ABU DHABI // Regional security will be high on the agenda as the leaders of Gulf countries meet in the capital today against a backdrop of rising instability and extremism in Yemen, and a stand-off between Iran and the West over the Islamic Republic's nuclear programme.
"The security threat agenda for the GCC conference is really pregnant and stocked with so many problems for the leadership to deal with," Riad Kahwaji, the chief executive of the Institute for Near East and Gulf Military Analysis, said yesterday.
"With the primary neighbours of the Gulf, you have ongoing problems in Yemen, ongoing problems in Iraq, and potential big problems from the East if the Iran situation escalates."
The two-day summit will be led by Sheikh Khalifa bin Zayed, the President of the UAE and Ruler of Abu Dhabi.
Yemen's deteriorating security situation was highlighted in October, when bombs were discovered in cargo flown from Yemen at airports in Dubai and London en route to the United States.
The rise and proliferation of al Qa'eda in the Arabian Peninsula and the risk posed to Yemen's neighbours through terrorist attacks and recruitment of extremists represented primary threats facing the Gulf countries, said Mohamed bin Huwaidin, an associate professor of political science at UAE University.
"Yemen is very important because of its proximity and the presence, growth and proliferation of al Qa'eda," he said.
"There are many challenges across the Gulf region," said Mr Kahwaji. "The primary one, I would say, is the terrorists."
Sheikh Abdullah bin Zayed, the Minister of Foreign Affairs, said on Friday in Bahrain that extremism was the primary threat facing the GCC.
With regard to Iran, Gulf countries might want to become involved in negotiations over its nuclear programme, said Prof bin Huwaidin. So far, negotiations with Iran on suspending nuclear enrichment have not involved the GCC.
A new round of talks is scheduled to start this week between Iran and representatives from the five UN Security Council members plus Germany. Some western countries are concerned that Iran is using its nuclear programme to develop weapons.
The Iran meeting comes shortly after US embassy cables, published by WikiLeaks, the whistle-blowing website, showed rising concern in the Gulf over Iran's nuclear programme. The GCC countries are worried that an Iranian nuclear weapon could fuel an arms race in the region, but say the consequences of a military strike on Tehran's nuclear facilities would also destabilise an already fragile region.

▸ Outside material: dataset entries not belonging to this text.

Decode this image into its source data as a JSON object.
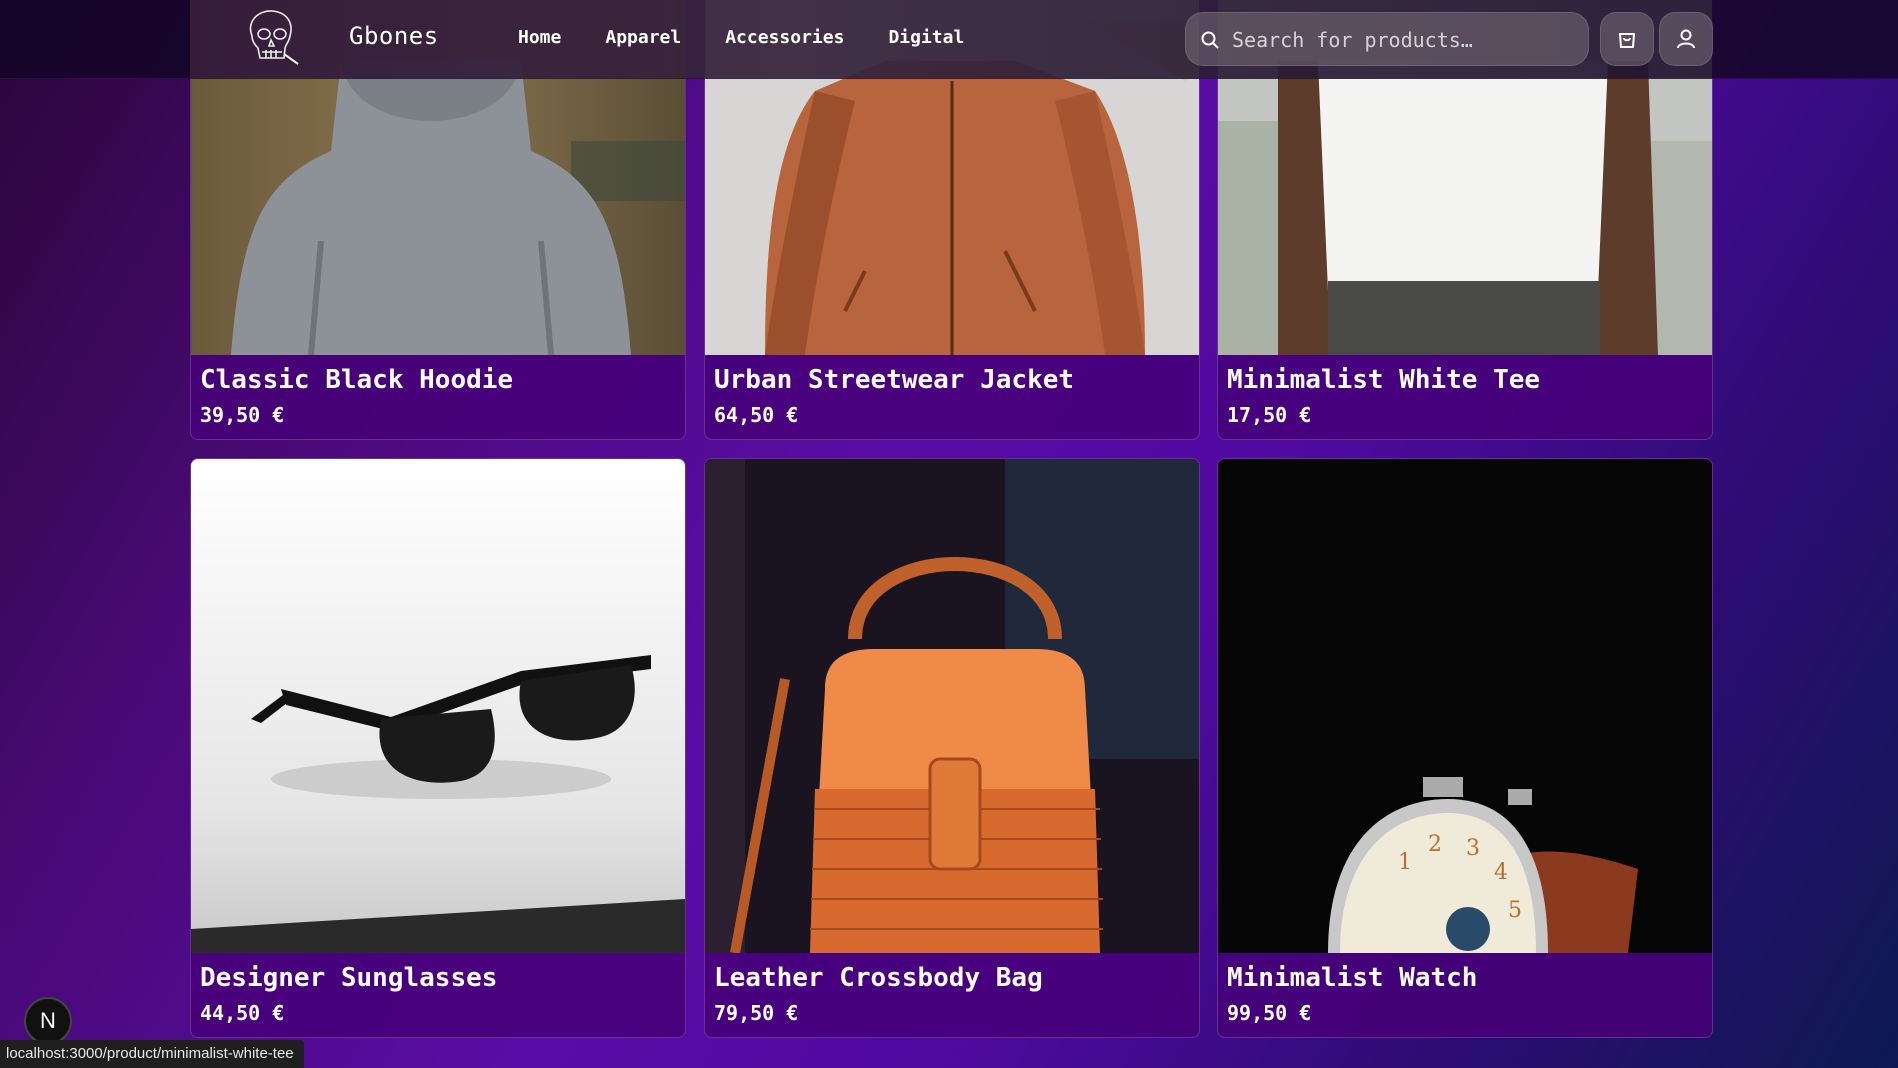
{
  "header": {
    "brand": "Gbones",
    "nav": [
      "Home",
      "Apparel",
      "Accessories",
      "Digital"
    ],
    "search_placeholder": "Search for products…",
    "cart_icon": "shopping-bag-icon",
    "user_icon": "user-icon",
    "logo_icon": "skull-icon"
  },
  "products": [
    {
      "name": "Classic Black Hoodie",
      "price": "39,50 €"
    },
    {
      "name": "Urban Streetwear Jacket",
      "price": "64,50 €"
    },
    {
      "name": "Minimalist White Tee",
      "price": "17,50 €"
    },
    {
      "name": "Designer Sunglasses",
      "price": "44,50 €"
    },
    {
      "name": "Leather Crossbody Bag",
      "price": "79,50 €"
    },
    {
      "name": "Minimalist Watch",
      "price": "99,50 €"
    }
  ],
  "status_bar": {
    "url": "localhost:3000/product/minimalist-white-tee"
  },
  "dev_badge": {
    "label": "N"
  },
  "colors": {
    "accent": "#5a0ca6",
    "header_bg": "#160628"
  }
}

Prof bin Huwaidin said the Gulf countries would probably continue to downplay the effect of WikiLeaks, particularly since the GCC did not want an escalation in the region. Gulf capitals had already begun distancing themselves from the leaks, he said.
Some Gulf leaders have said the cables represented an American point of view of the region, rather than the policies of Gulf states. Gulf leaders attending the summit would need to come up with ways to counter internal threats aimed at destabilising their regimes, said Prof bin Huwaidin.
Economic policies are also likely to take a central role, with press conferences scheduled with the Governor of the Central Bank, Sultan al Suwaidi, the chairman of the Abu Dhabi Department of Economic Development, Nasser Ahmed al Suwaidi, and the director general of the Abu Dhabi Fund for Development, Mohammed Saif al Suwaidi, during the summit.
Prof bin Huwaidin said steps needed to be taken to improve trade and economic integration between the Gulf countries, adding these steps had lagged behind the aspirations of Gulf citizens. There had been no indication of fundamental shifts in the approach towards economic policies, but GCC summits were often veiled in secrecy before they took place, he said.
Still, "until now, economic integration, despite all the advances, has been shy and slow". Bilateral trade still faced a lot of obstacles, and GCC citizens still did not have the economic freedom that should have been guaranteed by the agreements signed so far, he said.